I grew up surrounded by Ganeshes. They adorned shelves, cabinet tops and the puja room of my family home. They were made of silver, white metal, and brass, of wood, stone, and bronze. There was even one of papier mache. And then there were the two grand ones, of the noblest countenance – the festive idol of Ganpati and my cousin from Alberta, Canada. They paid us a visit once a year, festive Ganesh in September, cousin Ganesh in June.
We welcomed them with zeal, cooked them their favourite vegetarian meals. But while the latter was served his no-fuss daali toi, vegetable pulao, and batata sukke, Ganpati Bappa had my mother, my grandmothers, and my paternal aunts up at four am to prepare a meal in his honour.
Chitrapur Saraswats, the small Konkani-speaking community my family belongs to, celebrate Ganesh Chaturthi with a fervour greater than they do any other festival. The puja meal is a well-rehearsed production and it is exclusive. The hours of preparation foster an uncommon sense of community that makes serious cooking fun. Oh, what fun we had – unadulterated, madcap majja. Laughter, back-slapping jokes and a rented DVD to end the evening. Those were the days….
These are the days. My grandmothers have passed on, so has my father, Ganesh idol no longer visits, Ganesh from Canada has three children; his trips to India are few. My mother no longer cooks the festive meal, she rarely cooks at all.
The show, however, must and has gone on. The actors are fewer, the décor dropped, the flavours different but the joy of celebration lives on. Isn’t that all that matters?!?!
And gluten-free Ganpati fare abounds!
I walk into Seva Sadan, my beloved NGO for underprivileged girls. They run a food outlet called Aahar. I make a mental list of what I can eat. I am surprised. The deep-fried modaks are made from rice flour; the kheer has milk and rice. The vegetables are all g-free of course. Ganpati Bappa Morya!
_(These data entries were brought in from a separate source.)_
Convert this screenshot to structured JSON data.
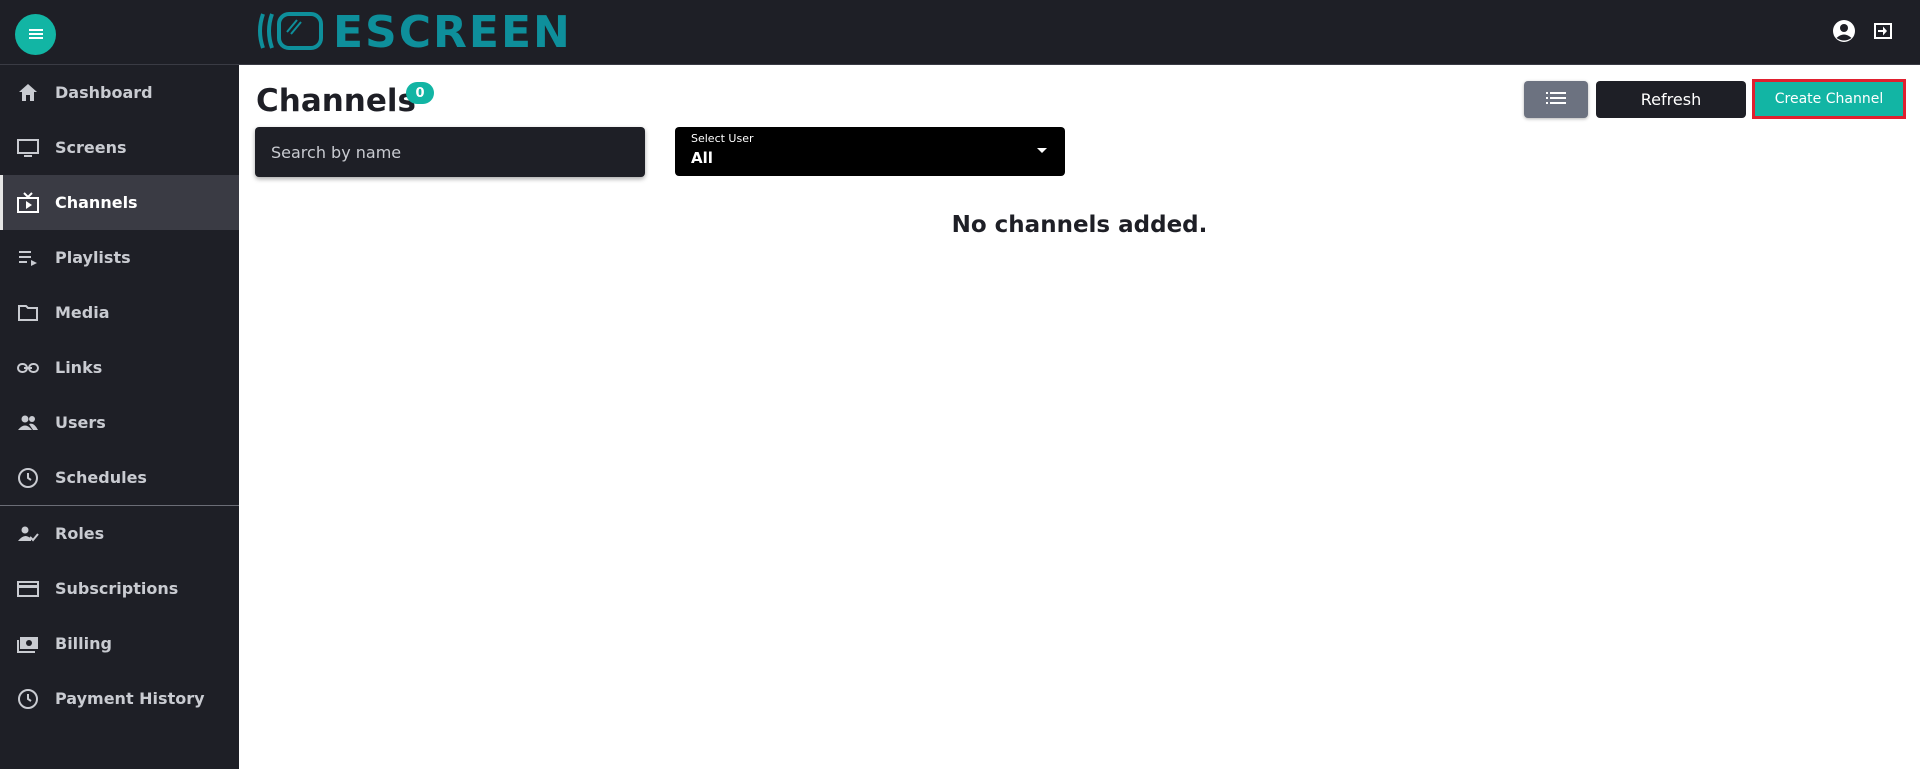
{
  "app": {
    "logo_text": "ESCREEN",
    "accent_color": "#12b5a4",
    "logo_color": "#0e8f9b"
  },
  "topbar": {
    "menu_icon": "hamburger-icon",
    "account_icon": "account-circle-icon",
    "logout_icon": "logout-icon"
  },
  "sidebar": {
    "items": [
      {
        "label": "Dashboard",
        "icon": "home-icon"
      },
      {
        "label": "Screens",
        "icon": "monitor-icon"
      },
      {
        "label": "Channels",
        "icon": "tv-icon",
        "active": true
      },
      {
        "label": "Playlists",
        "icon": "playlist-icon"
      },
      {
        "label": "Media",
        "icon": "folder-icon"
      },
      {
        "label": "Links",
        "icon": "link-icon"
      },
      {
        "label": "Users",
        "icon": "users-icon"
      },
      {
        "label": "Schedules",
        "icon": "clock-icon"
      },
      {
        "label": "Roles",
        "icon": "user-check-icon"
      },
      {
        "label": "Subscriptions",
        "icon": "credit-card-icon"
      },
      {
        "label": "Billing",
        "icon": "billing-icon"
      },
      {
        "label": "Payment History",
        "icon": "history-icon"
      }
    ]
  },
  "main": {
    "title": "Channels",
    "count": "0",
    "search": {
      "placeholder": "Search by name",
      "value": ""
    },
    "select_user": {
      "label": "Select User",
      "value": "All"
    },
    "toolbar": {
      "list_view_icon": "list-view-icon",
      "refresh_label": "Refresh",
      "create_label": "Create Channel"
    },
    "empty_message": "No channels added."
  }
}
I ring my mother. We’ll order the modaks, the chana daal ladoos and the rice-kheer from Aahar. We’ll make the coconut mixed veggie, the madgane, patrodo and khotte.
Done. Dunnnadunndunn. I dance to the beat of a tenth-day-immersion drum. Names and recipes run them through my mind.
Modaks: jaggery and coconut dipped in rice-flour and deep fried. Madgane daalpayasam – cook chickpeas, add jaggery and coconut milk. Patrodo: a daal-rice based dish made with colocasia leaves. Oh, that’s arbi.Bhaji Gulli must have them. Khotte: Ferment rice-daal batter and steam it in jackfruit leaf molds.
I have a jackfruit tree outside my window!!! I’ll pluck the leaves to make the molds!!! Yay!!!
We chose our cutest, eco-friendliest silver Ganpati. We’d polish our brass bucket, fill it with water and celebrate a Tenth Day Immersion.
A long-submerged family tradition shall be resurrected.